What is expected –
Start at the top line and retype the data exactly through to the end.

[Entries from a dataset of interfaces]
=== Section Start ===

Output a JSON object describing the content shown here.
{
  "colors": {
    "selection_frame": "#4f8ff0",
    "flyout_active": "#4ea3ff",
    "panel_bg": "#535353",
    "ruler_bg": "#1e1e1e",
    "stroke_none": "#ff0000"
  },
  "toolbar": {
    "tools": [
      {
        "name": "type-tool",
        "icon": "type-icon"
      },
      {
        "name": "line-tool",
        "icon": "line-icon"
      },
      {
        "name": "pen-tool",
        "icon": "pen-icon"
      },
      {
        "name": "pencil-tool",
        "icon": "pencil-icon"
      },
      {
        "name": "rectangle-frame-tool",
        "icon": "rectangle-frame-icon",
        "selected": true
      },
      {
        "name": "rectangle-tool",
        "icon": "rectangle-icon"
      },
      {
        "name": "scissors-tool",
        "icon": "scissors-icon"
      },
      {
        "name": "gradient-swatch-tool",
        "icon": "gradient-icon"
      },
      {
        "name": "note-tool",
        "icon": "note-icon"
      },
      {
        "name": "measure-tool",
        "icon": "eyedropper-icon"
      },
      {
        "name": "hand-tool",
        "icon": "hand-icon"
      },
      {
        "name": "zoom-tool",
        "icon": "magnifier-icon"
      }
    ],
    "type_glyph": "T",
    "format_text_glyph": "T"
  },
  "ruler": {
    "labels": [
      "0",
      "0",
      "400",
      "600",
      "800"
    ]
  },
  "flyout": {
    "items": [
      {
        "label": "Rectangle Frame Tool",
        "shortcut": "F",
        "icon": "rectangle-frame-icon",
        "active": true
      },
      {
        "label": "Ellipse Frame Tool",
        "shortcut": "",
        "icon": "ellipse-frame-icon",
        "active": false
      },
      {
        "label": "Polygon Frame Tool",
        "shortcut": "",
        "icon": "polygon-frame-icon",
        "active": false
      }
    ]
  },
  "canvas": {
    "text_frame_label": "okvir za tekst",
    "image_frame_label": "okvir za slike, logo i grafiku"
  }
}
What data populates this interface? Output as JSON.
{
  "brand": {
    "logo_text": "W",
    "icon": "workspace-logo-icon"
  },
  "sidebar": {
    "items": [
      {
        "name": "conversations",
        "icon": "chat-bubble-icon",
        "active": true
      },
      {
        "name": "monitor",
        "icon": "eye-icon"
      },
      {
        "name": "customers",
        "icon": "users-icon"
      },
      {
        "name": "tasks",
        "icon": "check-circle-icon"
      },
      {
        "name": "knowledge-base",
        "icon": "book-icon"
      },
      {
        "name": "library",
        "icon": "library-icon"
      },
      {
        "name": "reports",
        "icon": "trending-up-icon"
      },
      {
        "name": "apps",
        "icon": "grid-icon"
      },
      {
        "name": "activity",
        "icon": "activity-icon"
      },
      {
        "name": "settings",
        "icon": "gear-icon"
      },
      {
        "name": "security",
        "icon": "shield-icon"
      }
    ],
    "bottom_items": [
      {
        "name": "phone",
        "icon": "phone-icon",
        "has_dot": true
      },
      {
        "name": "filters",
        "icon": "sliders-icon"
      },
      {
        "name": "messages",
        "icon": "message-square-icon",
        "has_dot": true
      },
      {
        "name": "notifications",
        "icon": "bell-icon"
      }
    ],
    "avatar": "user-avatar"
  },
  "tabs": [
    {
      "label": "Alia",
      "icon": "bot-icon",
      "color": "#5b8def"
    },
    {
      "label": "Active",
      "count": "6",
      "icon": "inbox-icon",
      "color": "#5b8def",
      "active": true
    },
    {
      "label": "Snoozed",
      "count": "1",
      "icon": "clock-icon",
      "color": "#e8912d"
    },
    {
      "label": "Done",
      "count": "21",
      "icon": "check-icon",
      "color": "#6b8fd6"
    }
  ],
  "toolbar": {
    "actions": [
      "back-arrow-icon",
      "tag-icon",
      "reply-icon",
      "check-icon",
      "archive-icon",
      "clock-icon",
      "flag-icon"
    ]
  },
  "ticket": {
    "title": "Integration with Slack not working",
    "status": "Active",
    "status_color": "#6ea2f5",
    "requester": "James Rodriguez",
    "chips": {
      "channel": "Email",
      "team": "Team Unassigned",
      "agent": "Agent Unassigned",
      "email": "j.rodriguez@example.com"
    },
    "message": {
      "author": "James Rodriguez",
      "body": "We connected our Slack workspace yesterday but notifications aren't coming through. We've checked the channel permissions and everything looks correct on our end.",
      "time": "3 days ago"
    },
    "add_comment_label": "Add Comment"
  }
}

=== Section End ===

Answer –
Output a JSON object describing the content shown here.
{
  "colors": {
    "selection_frame": "#4f8ff0",
    "flyout_active": "#4ea3ff",
    "panel_bg": "#535353",
    "ruler_bg": "#1e1e1e",
    "stroke_none": "#ff0000"
  },
  "toolbar": {
    "tools": [
      {
        "name": "type-tool",
        "icon": "type-icon"
      },
      {
        "name": "line-tool",
        "icon": "line-icon"
      },
      {
        "name": "pen-tool",
        "icon": "pen-icon"
      },
      {
        "name": "pencil-tool",
        "icon": "pencil-icon"
      },
      {
        "name": "rectangle-frame-tool",
        "icon": "rectangle-frame-icon",
        "selected": true
      },
      {
        "name": "rectangle-tool",
        "icon": "rectangle-icon"
      },
      {
        "name": "scissors-tool",
        "icon": "scissors-icon"
      },
      {
        "name": "gradient-swatch-tool",
        "icon": "gradient-icon"
      },
      {
        "name": "note-tool",
        "icon": "note-icon"
      },
      {
        "name": "measure-tool",
        "icon": "eyedropper-icon"
      },
      {
        "name": "hand-tool",
        "icon": "hand-icon"
      },
      {
        "name": "zoom-tool",
        "icon": "magnifier-icon"
      }
    ],
    "type_glyph": "T",
    "format_text_glyph": "T"
  },
  "ruler": {
    "labels": [
      "0",
      "0",
      "400",
      "600",
      "800"
    ]
  },
  "flyout": {
    "items": [
      {
        "label": "Rectangle Frame Tool",
        "shortcut": "F",
        "icon": "rectangle-frame-icon",
        "active": true
      },
      {
        "label": "Ellipse Frame Tool",
        "shortcut": "",
        "icon": "ellipse-frame-icon",
        "active": false
      },
      {
        "label": "Polygon Frame Tool",
        "shortcut": "",
        "icon": "polygon-frame-icon",
        "active": false
      }
    ]
  },
  "canvas": {
    "text_frame_label": "okvir za tekst",
    "image_frame_label": "okvir za slike, logo i grafiku"
  }
}
What data populates this interface? Output as JSON.
{
  "brand": {
    "logo_text": "W",
    "icon": "workspace-logo-icon"
  },
  "sidebar": {
    "items": [
      {
        "name": "conversations",
        "icon": "chat-bubble-icon",
        "active": true
      },
      {
        "name": "monitor",
        "icon": "eye-icon"
      },
      {
        "name": "customers",
        "icon": "users-icon"
      },
      {
        "name": "tasks",
        "icon": "check-circle-icon"
      },
      {
        "name": "knowledge-base",
        "icon": "book-icon"
      },
      {
        "name": "library",
        "icon": "library-icon"
      },
      {
        "name": "reports",
        "icon": "trending-up-icon"
      },
      {
        "name": "apps",
        "icon": "grid-icon"
      },
      {
        "name": "activity",
        "icon": "activity-icon"
      },
      {
        "name": "settings",
        "icon": "gear-icon"
      },
      {
        "name": "security",
        "icon": "shield-icon"
      }
    ],
    "bottom_items": [
      {
        "name": "phone",
        "icon": "phone-icon",
        "has_dot": true
      },
      {
        "name": "filters",
        "icon": "sliders-icon"
      },
      {
        "name": "messages",
        "icon": "message-square-icon",
        "has_dot": true
      },
      {
        "name": "notifications",
        "icon": "bell-icon"
      }
    ],
    "avatar": "user-avatar"
  },
  "tabs": [
    {
      "label": "Alia",
      "icon": "bot-icon",
      "color": "#5b8def"
    },
    {
      "label": "Active",
      "count": "6",
      "icon": "inbox-icon",
      "color": "#5b8def",
      "active": true
    },
    {
      "label": "Snoozed",
      "count": "1",
      "icon": "clock-icon",
      "color": "#e8912d"
    },
    {
      "label": "Done",
      "count": "21",
      "icon": "check-icon",
      "color": "#6b8fd6"
    }
  ],
  "toolbar": {
    "actions": [
      "back-arrow-icon",
      "tag-icon",
      "reply-icon",
      "check-icon",
      "archive-icon",
      "clock-icon",
      "flag-icon"
    ]
  },
  "ticket": {
    "title": "Integration with Slack not working",
    "status": "Active",
    "status_color": "#6ea2f5",
    "requester": "James Rodriguez",
    "chips": {
      "channel": "Email",
      "team": "Team Unassigned",
      "agent": "Agent Unassigned",
      "email": "j.rodriguez@example.com"
    },
    "message": {
      "author": "James Rodriguez",
      "body": "We connected our Slack workspace yesterday but notifications aren't coming through. We've checked the channel permissions and everything looks correct on our end.",
      "time": "3 days ago"
    },
    "add_comment_label": "Add Comment"
  }
}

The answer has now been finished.